This website takes every reasonable precaution to protect our users’ information. When users submit sensitive information via the website, your information is protected using firewalls and other security technology. If you have any questions about the security at our website, you can send an email to

Correcting/Updating Personal Information

If a user’s personally identifiable information changes (such as postcode), or if a user no longer desires our service, we will endeavour to provide a way to correct, update or remove that user’s personal data provided to us. This can usually be done at the “Your Profile” page or by sending an email to

Notification of Changes

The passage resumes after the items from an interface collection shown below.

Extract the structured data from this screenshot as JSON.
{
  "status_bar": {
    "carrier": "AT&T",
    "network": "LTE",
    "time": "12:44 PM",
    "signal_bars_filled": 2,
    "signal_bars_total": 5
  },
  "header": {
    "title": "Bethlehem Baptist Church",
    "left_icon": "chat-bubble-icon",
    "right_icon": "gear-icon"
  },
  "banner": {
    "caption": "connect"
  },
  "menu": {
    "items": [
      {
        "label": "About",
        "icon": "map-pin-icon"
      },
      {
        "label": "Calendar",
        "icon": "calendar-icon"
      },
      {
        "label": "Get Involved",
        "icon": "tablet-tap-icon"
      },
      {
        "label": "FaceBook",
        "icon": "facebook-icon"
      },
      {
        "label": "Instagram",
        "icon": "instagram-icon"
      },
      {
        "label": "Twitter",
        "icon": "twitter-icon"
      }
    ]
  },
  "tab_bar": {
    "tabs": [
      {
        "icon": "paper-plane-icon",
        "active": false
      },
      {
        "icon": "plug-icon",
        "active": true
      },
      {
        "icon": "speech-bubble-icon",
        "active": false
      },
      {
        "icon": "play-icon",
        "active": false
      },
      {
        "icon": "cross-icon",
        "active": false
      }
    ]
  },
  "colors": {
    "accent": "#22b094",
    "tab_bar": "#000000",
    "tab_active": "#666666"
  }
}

If we decide to change our Terms & Conditions or Privacy Policy, we will post those changes on our site so our users are always aware of what information we collect, how we use it, and under what circumstances, if any, we disclose it. If at any point we decide to use personally identifiable information in a manner different from that stated at the time it was collected, we will notify users by way of an email. Users will have a choice as to whether or not we use their information in this different manner. We will use information in accordance with the privacy policy under which the information was collected.

How to contact Mondaq

You can contact us with comments or queries at

If for some reason you believe Mondaq Ltd. has not adhered to these principles, please notify us by e-mail at and we will use commercially reasonable efforts to determine and correct the problem promptly.